* **Work instructions**
Repeat the records in full and exactly, omitting pictures.

* **Input**

--*--

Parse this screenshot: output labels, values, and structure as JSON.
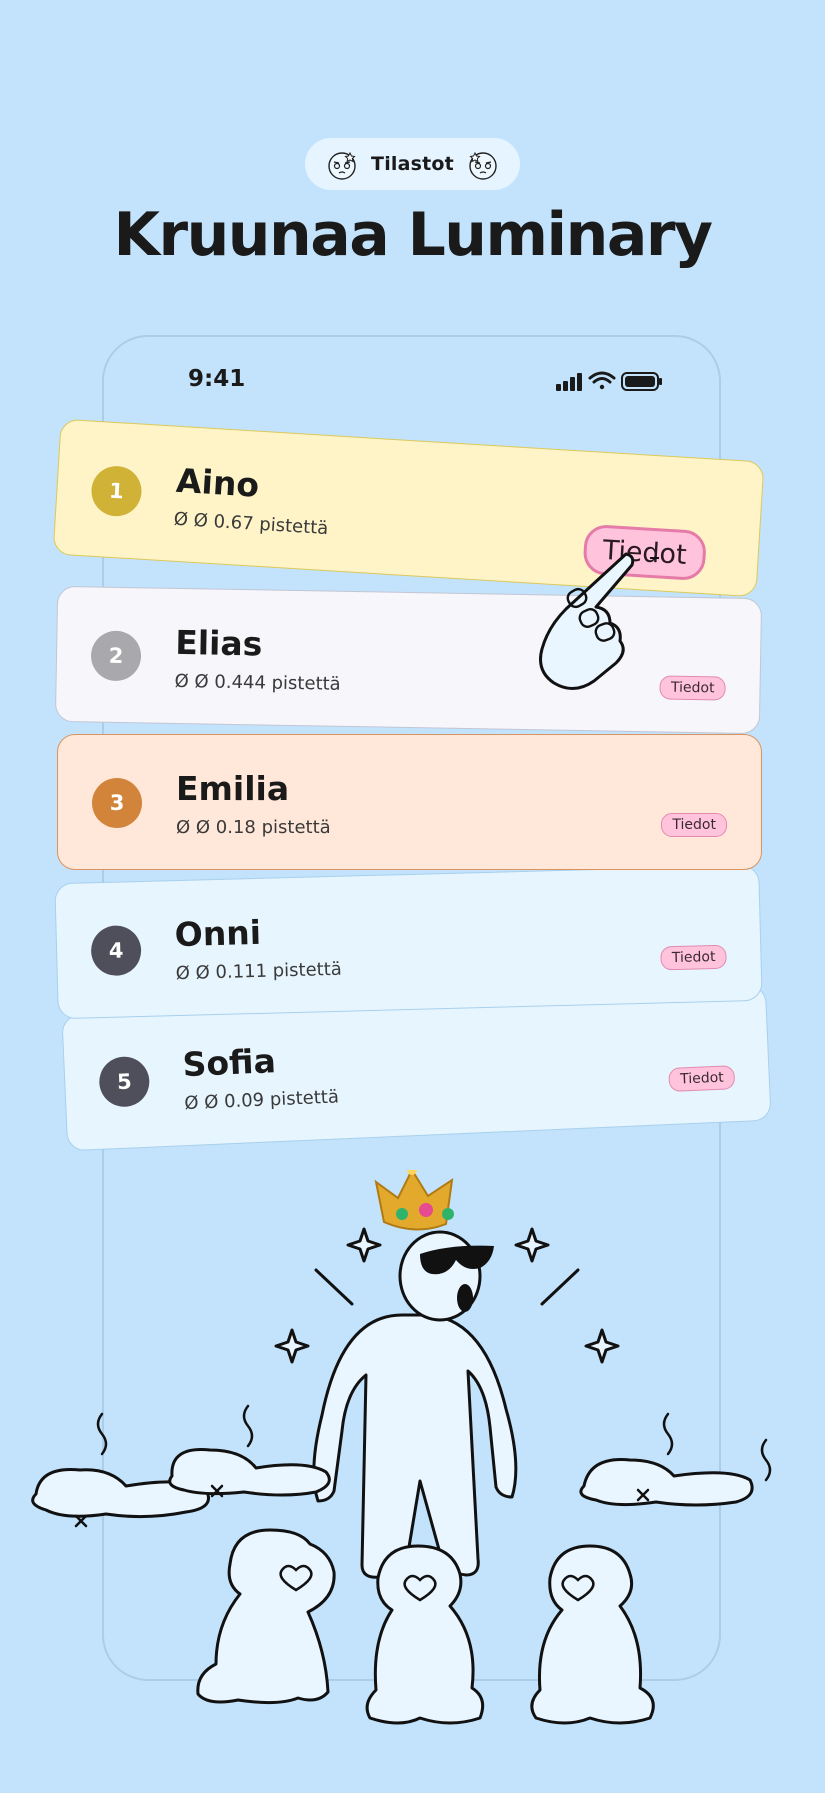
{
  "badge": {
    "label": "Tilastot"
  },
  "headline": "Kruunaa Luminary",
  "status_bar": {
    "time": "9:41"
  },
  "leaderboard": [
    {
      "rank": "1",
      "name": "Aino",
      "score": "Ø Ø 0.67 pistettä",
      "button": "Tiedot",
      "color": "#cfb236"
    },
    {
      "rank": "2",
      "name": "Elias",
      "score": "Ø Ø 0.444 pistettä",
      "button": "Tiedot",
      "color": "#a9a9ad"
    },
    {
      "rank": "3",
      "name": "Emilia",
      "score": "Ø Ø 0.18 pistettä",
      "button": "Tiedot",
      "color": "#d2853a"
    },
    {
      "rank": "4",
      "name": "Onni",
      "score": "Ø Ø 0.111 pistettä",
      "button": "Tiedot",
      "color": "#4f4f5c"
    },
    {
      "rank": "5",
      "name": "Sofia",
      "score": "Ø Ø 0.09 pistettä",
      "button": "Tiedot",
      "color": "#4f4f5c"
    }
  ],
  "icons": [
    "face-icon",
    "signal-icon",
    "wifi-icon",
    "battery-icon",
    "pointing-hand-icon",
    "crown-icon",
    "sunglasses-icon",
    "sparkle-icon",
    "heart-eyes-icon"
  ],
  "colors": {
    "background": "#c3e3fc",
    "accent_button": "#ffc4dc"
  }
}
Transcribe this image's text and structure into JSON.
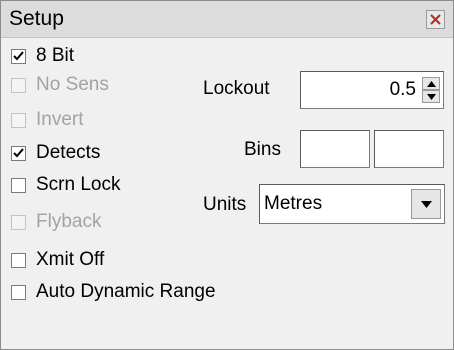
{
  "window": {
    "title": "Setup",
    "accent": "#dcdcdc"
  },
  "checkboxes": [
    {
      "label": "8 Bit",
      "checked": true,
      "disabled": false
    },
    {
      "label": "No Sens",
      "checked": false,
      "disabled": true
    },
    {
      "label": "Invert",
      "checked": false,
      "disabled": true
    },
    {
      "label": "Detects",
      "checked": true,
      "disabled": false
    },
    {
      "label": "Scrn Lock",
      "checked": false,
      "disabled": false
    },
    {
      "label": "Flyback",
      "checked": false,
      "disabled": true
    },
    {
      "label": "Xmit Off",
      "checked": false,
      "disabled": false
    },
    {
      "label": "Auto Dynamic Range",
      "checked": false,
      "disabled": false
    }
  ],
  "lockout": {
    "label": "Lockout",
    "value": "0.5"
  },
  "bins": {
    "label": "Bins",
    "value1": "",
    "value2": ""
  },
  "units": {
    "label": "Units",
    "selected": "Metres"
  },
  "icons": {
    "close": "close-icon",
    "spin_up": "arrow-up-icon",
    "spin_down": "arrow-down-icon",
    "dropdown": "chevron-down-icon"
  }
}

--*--

* **Exercise solution**
Parse this screenshot: output labels, values, and structure as JSON.
{
  "badge": {
    "label": "Tilastot"
  },
  "headline": "Kruunaa Luminary",
  "status_bar": {
    "time": "9:41"
  },
  "leaderboard": [
    {
      "rank": "1",
      "name": "Aino",
      "score": "Ø Ø 0.67 pistettä",
      "button": "Tiedot",
      "color": "#cfb236"
    },
    {
      "rank": "2",
      "name": "Elias",
      "score": "Ø Ø 0.444 pistettä",
      "button": "Tiedot",
      "color": "#a9a9ad"
    },
    {
      "rank": "3",
      "name": "Emilia",
      "score": "Ø Ø 0.18 pistettä",
      "button": "Tiedot",
      "color": "#d2853a"
    },
    {
      "rank": "4",
      "name": "Onni",
      "score": "Ø Ø 0.111 pistettä",
      "button": "Tiedot",
      "color": "#4f4f5c"
    },
    {
      "rank": "5",
      "name": "Sofia",
      "score": "Ø Ø 0.09 pistettä",
      "button": "Tiedot",
      "color": "#4f4f5c"
    }
  ],
  "icons": [
    "face-icon",
    "signal-icon",
    "wifi-icon",
    "battery-icon",
    "pointing-hand-icon",
    "crown-icon",
    "sunglasses-icon",
    "sparkle-icon",
    "heart-eyes-icon"
  ],
  "colors": {
    "background": "#c3e3fc",
    "accent_button": "#ffc4dc"
  }
}
Transcribe this image's text and structure into JSON.
{
  "window": {
    "title": "Setup",
    "accent": "#dcdcdc"
  },
  "checkboxes": [
    {
      "label": "8 Bit",
      "checked": true,
      "disabled": false
    },
    {
      "label": "No Sens",
      "checked": false,
      "disabled": true
    },
    {
      "label": "Invert",
      "checked": false,
      "disabled": true
    },
    {
      "label": "Detects",
      "checked": true,
      "disabled": false
    },
    {
      "label": "Scrn Lock",
      "checked": false,
      "disabled": false
    },
    {
      "label": "Flyback",
      "checked": false,
      "disabled": true
    },
    {
      "label": "Xmit Off",
      "checked": false,
      "disabled": false
    },
    {
      "label": "Auto Dynamic Range",
      "checked": false,
      "disabled": false
    }
  ],
  "lockout": {
    "label": "Lockout",
    "value": "0.5"
  },
  "bins": {
    "label": "Bins",
    "value1": "",
    "value2": ""
  },
  "units": {
    "label": "Units",
    "selected": "Metres"
  },
  "icons": {
    "close": "close-icon",
    "spin_up": "arrow-up-icon",
    "spin_down": "arrow-down-icon",
    "dropdown": "chevron-down-icon"
  }
}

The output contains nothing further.